* What is required:
A faithful copy of every entry is the goal; keep the images out of it.

* Excerpts from an interface dataset:
★ ★ ★ ★ ★

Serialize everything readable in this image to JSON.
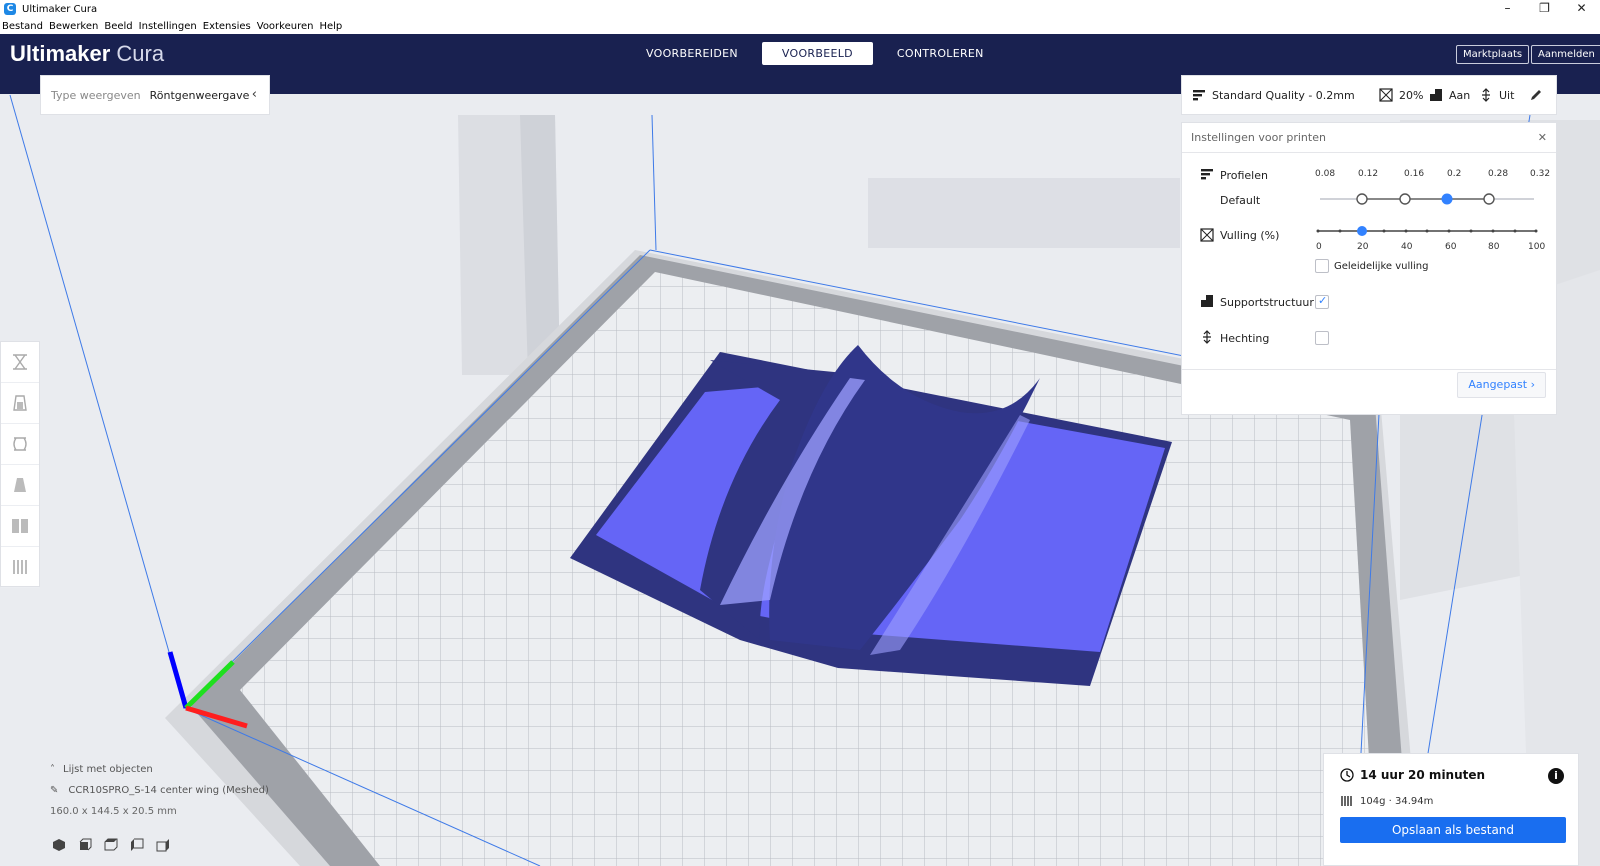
{
  "window": {
    "title": "Ultimaker Cura",
    "app_icon": "C",
    "controls": [
      "–",
      "❐",
      "✕"
    ]
  },
  "menu": [
    "Bestand",
    "Bewerken",
    "Beeld",
    "Instellingen",
    "Extensies",
    "Voorkeuren",
    "Help"
  ],
  "brand": {
    "name": "Ultimaker",
    "product": "Cura"
  },
  "stages": [
    {
      "label": "VOORBEREIDEN",
      "active": false
    },
    {
      "label": "VOORBEELD",
      "active": true
    },
    {
      "label": "CONTROLEREN",
      "active": false
    }
  ],
  "header_buttons": {
    "marketplace": "Marktplaats",
    "signin": "Aanmelden"
  },
  "view_type": {
    "label": "Type weergeven",
    "value": "Röntgenweergave"
  },
  "quality_bar": {
    "profile": "Standard Quality - 0.2mm",
    "infill": "20%",
    "support": "Aan",
    "adhesion": "Uit"
  },
  "print_settings": {
    "title": "Instellingen voor printen",
    "profiles_label": "Profielen",
    "profile_default": "Default",
    "layer_heights": [
      "0.08",
      "0.12",
      "0.16",
      "0.2",
      "0.28",
      "0.32"
    ],
    "selected_layer_height": "0.2",
    "infill_label": "Vulling (%)",
    "infill_ticks": [
      "0",
      "20",
      "40",
      "60",
      "80",
      "100"
    ],
    "infill_value": 20,
    "gradual_infill_label": "Geleidelijke vulling",
    "gradual_infill_checked": false,
    "support_label": "Supportstructuur",
    "support_checked": true,
    "adhesion_label": "Hechting",
    "adhesion_checked": false,
    "custom_button": "Aangepast"
  },
  "objects": {
    "toggle_label": "Lijst met objecten",
    "object_name": "CCR10SPRO_S-14 center wing (Meshed)",
    "dimensions": "160.0 x 144.5 x 20.5 mm"
  },
  "print_info": {
    "time": "14 uur 20 minuten",
    "material": "104g · 34.94m",
    "save_button": "Opslaan als bestand"
  },
  "colors": {
    "header": "#192150",
    "accent": "#3282ff",
    "model": "#5f5ff2",
    "model_dark": "#2f3480",
    "save": "#196ef0"
  }
}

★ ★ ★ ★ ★

* Written response:
Serialize everything readable in this image to JSON.
{
  "window": {
    "title": "Ultimaker Cura",
    "app_icon": "C",
    "controls": [
      "–",
      "❐",
      "✕"
    ]
  },
  "menu": [
    "Bestand",
    "Bewerken",
    "Beeld",
    "Instellingen",
    "Extensies",
    "Voorkeuren",
    "Help"
  ],
  "brand": {
    "name": "Ultimaker",
    "product": "Cura"
  },
  "stages": [
    {
      "label": "VOORBEREIDEN",
      "active": false
    },
    {
      "label": "VOORBEELD",
      "active": true
    },
    {
      "label": "CONTROLEREN",
      "active": false
    }
  ],
  "header_buttons": {
    "marketplace": "Marktplaats",
    "signin": "Aanmelden"
  },
  "view_type": {
    "label": "Type weergeven",
    "value": "Röntgenweergave"
  },
  "quality_bar": {
    "profile": "Standard Quality - 0.2mm",
    "infill": "20%",
    "support": "Aan",
    "adhesion": "Uit"
  },
  "print_settings": {
    "title": "Instellingen voor printen",
    "profiles_label": "Profielen",
    "profile_default": "Default",
    "layer_heights": [
      "0.08",
      "0.12",
      "0.16",
      "0.2",
      "0.28",
      "0.32"
    ],
    "selected_layer_height": "0.2",
    "infill_label": "Vulling (%)",
    "infill_ticks": [
      "0",
      "20",
      "40",
      "60",
      "80",
      "100"
    ],
    "infill_value": 20,
    "gradual_infill_label": "Geleidelijke vulling",
    "gradual_infill_checked": false,
    "support_label": "Supportstructuur",
    "support_checked": true,
    "adhesion_label": "Hechting",
    "adhesion_checked": false,
    "custom_button": "Aangepast"
  },
  "objects": {
    "toggle_label": "Lijst met objecten",
    "object_name": "CCR10SPRO_S-14 center wing (Meshed)",
    "dimensions": "160.0 x 144.5 x 20.5 mm"
  },
  "print_info": {
    "time": "14 uur 20 minuten",
    "material": "104g · 34.94m",
    "save_button": "Opslaan als bestand"
  },
  "colors": {
    "header": "#192150",
    "accent": "#3282ff",
    "model": "#5f5ff2",
    "model_dark": "#2f3480",
    "save": "#196ef0"
  }
}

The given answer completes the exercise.